● **WHAT THIS TASK INVOLVES**
Give back the whole listing exactly as written, leaving out each picture.
-------------------------
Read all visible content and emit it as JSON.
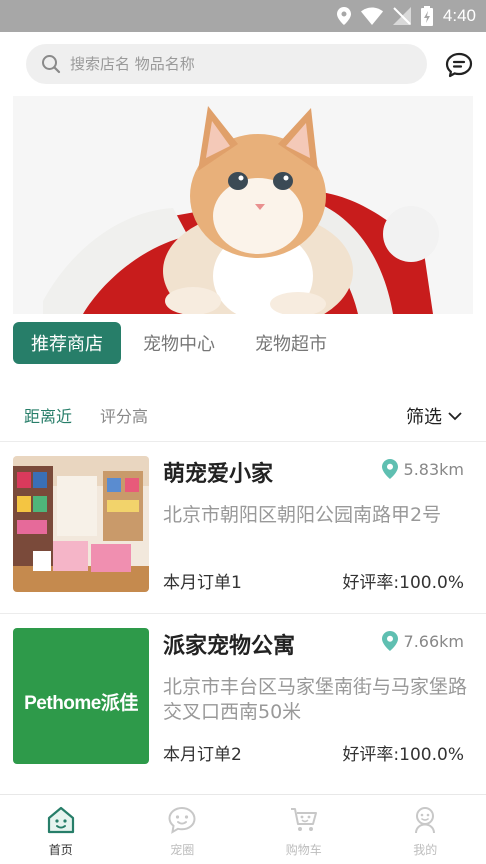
{
  "status_bar": {
    "time": "4:40"
  },
  "search": {
    "placeholder": "搜索店名 物品名称"
  },
  "banner": {
    "slide_count": 2,
    "active_slide": 1
  },
  "category_tabs": [
    {
      "label": "推荐商店",
      "active": true
    },
    {
      "label": "宠物中心",
      "active": false
    },
    {
      "label": "宠物超市",
      "active": false
    }
  ],
  "sort": {
    "options": [
      {
        "label": "距离近",
        "active": true
      },
      {
        "label": "评分高",
        "active": false
      }
    ],
    "filter_label": "筛选"
  },
  "shops": [
    {
      "name": "萌宠爱小家",
      "distance": "5.83km",
      "address": "北京市朝阳区朝阳公园南路甲2号",
      "orders": "本月订单1",
      "rating": "好评率:100.0%"
    },
    {
      "name": "派家宠物公寓",
      "distance": "7.66km",
      "address": "北京市丰台区马家堡南街与马家堡路交叉口西南50米",
      "orders": "本月订单2",
      "rating": "好评率:100.0%",
      "logo_text": "Pethome派佳"
    }
  ],
  "bottom_nav": [
    {
      "label": "首页",
      "icon": "home-icon",
      "active": true
    },
    {
      "label": "宠圈",
      "icon": "chat-bubble-icon",
      "active": false
    },
    {
      "label": "购物车",
      "icon": "cart-icon",
      "active": false
    },
    {
      "label": "我的",
      "icon": "profile-icon",
      "active": false
    }
  ],
  "colors": {
    "accent": "#277e69",
    "pin": "#5fbfb1",
    "status_bar": "#a7a7a7"
  }
}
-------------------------
● **RESULT OF THIS EXERCISE**
Read all visible content and emit it as JSON.
{
  "status_bar": {
    "time": "4:40"
  },
  "search": {
    "placeholder": "搜索店名 物品名称"
  },
  "banner": {
    "slide_count": 2,
    "active_slide": 1
  },
  "category_tabs": [
    {
      "label": "推荐商店",
      "active": true
    },
    {
      "label": "宠物中心",
      "active": false
    },
    {
      "label": "宠物超市",
      "active": false
    }
  ],
  "sort": {
    "options": [
      {
        "label": "距离近",
        "active": true
      },
      {
        "label": "评分高",
        "active": false
      }
    ],
    "filter_label": "筛选"
  },
  "shops": [
    {
      "name": "萌宠爱小家",
      "distance": "5.83km",
      "address": "北京市朝阳区朝阳公园南路甲2号",
      "orders": "本月订单1",
      "rating": "好评率:100.0%"
    },
    {
      "name": "派家宠物公寓",
      "distance": "7.66km",
      "address": "北京市丰台区马家堡南街与马家堡路交叉口西南50米",
      "orders": "本月订单2",
      "rating": "好评率:100.0%",
      "logo_text": "Pethome派佳"
    }
  ],
  "bottom_nav": [
    {
      "label": "首页",
      "icon": "home-icon",
      "active": true
    },
    {
      "label": "宠圈",
      "icon": "chat-bubble-icon",
      "active": false
    },
    {
      "label": "购物车",
      "icon": "cart-icon",
      "active": false
    },
    {
      "label": "我的",
      "icon": "profile-icon",
      "active": false
    }
  ],
  "colors": {
    "accent": "#277e69",
    "pin": "#5fbfb1",
    "status_bar": "#a7a7a7"
  }
}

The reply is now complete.